As summarized by a new CNN report, the Biden administration is moving to “act fast” to deal with Postmaster General Louis DeJoy, a Trump era appointee who has attracted steep criticism for his handling of the Postal Service. Postmaster generals are appointed by the Postal Service’s Board of Governors rather than the president themselves, so presidents hoping for a change in Postal Service leadership have to go through the board. At present, there are three vacancies on the board, which is comprised of nine seats and is currently entirely composed of Trump appointees.
Biden spokesperson Michael Gwin told CNN the following:
‘President Biden has made clear his feelings on the current leadership of the Postal Service and the challenges it faces, and his team is working as quickly as possible to fill board vacancies so the USPS can effectively fulfill its vital mission for the country, and live up to the commitments made to its workers.’
The Senate is responsible for confirming presidential appointments to the Postal Service’s Board of Governors, but this stage won’t be a foreseeable hurdle — the Senate is currently under Democratic control. Democratic members of Congress have repeatedly called on a swift change in leadership at the Postal Service, where on-time delivery rates have dramatically swung since DeJoy took over.
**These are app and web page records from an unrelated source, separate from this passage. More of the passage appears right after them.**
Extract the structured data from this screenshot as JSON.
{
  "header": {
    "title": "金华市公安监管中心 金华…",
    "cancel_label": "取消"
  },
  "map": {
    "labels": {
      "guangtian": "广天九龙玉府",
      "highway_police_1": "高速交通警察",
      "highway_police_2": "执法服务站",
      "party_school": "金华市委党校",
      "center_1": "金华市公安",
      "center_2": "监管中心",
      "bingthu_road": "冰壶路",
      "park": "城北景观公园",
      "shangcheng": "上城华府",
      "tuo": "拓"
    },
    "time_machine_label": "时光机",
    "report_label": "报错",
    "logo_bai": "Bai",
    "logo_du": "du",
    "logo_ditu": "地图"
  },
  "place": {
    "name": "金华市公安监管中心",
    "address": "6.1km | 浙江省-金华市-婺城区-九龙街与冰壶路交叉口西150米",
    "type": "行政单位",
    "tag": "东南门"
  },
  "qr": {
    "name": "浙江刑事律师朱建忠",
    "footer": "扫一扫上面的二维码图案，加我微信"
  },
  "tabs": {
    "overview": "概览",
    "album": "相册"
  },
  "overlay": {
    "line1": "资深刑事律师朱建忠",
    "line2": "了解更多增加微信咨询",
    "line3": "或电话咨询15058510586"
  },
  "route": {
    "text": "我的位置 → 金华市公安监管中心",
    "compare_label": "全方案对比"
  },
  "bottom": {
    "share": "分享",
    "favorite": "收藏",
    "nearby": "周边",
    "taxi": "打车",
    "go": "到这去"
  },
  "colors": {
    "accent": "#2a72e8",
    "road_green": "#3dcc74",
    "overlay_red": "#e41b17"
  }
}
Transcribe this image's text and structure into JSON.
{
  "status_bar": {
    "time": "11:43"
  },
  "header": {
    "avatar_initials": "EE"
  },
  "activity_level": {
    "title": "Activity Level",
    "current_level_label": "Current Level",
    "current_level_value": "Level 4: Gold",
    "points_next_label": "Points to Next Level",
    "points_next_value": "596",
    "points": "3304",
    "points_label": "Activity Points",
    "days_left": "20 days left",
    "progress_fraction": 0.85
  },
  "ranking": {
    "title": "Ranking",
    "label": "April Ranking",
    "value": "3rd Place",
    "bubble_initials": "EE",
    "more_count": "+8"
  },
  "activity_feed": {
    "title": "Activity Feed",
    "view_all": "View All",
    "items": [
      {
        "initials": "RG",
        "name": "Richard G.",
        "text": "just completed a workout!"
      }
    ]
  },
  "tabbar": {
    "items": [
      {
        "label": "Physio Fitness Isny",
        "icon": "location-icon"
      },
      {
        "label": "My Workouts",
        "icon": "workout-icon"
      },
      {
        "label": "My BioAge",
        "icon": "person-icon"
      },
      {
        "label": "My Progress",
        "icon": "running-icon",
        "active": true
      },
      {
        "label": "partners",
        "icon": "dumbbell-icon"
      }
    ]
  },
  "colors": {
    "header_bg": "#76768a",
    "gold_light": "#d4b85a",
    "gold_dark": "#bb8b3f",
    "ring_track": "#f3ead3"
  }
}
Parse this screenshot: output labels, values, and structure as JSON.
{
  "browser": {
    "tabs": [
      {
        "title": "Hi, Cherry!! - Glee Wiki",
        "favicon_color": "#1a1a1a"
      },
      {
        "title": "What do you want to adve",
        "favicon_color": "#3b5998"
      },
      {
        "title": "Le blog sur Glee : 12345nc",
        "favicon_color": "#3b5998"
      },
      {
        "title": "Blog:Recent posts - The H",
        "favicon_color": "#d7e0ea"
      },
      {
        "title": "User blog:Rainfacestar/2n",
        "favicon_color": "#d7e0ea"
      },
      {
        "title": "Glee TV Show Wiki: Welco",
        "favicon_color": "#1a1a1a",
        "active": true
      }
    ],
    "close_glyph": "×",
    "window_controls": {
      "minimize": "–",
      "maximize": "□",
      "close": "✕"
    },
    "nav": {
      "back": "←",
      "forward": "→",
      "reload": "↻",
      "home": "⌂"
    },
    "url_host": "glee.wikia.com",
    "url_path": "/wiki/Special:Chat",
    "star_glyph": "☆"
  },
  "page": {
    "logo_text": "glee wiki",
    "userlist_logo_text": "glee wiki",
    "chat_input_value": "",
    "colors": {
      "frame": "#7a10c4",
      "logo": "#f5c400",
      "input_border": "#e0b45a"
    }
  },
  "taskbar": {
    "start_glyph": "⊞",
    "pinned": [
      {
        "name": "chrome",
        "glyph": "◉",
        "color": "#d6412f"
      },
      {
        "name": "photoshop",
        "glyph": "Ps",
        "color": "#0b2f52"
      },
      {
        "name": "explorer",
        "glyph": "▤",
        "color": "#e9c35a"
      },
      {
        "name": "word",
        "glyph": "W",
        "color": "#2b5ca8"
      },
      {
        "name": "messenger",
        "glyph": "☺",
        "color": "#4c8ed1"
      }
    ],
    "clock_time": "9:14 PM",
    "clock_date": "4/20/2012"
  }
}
At the end of last year, only 38 percent of 3-5 day mail was delivered on time — at the beginning of the year, before DeJoy’s leadership, the on-time delivery rate for that category of mail was 79 percent, marking a huge difference.
— Christopher Ingraham (@_cingraham) February 8, 2021
In a Friday letter, Rep. Ayanna Pressley (R-Mass.) said that DeJoy “continues to compromise the people’s ability to receive everything from paychecks to life-saving medication, with new delay tactics and higher postage rates,” adding that the “current Board of Governors has been complicit in the systematic deterioration of the USPS, a blatant dereliction of duty that requires swift removal and replacement.”
In addition to the three vacancies, a fourth member of the board is serving in a holdover position after their term technically expired late last year. Filling the three openings with Democrats would create a Democratic majority on the nine-member board, which currently has two Democrats, although both were appointed by Trump because of the legal mandate for the presence of both major parties.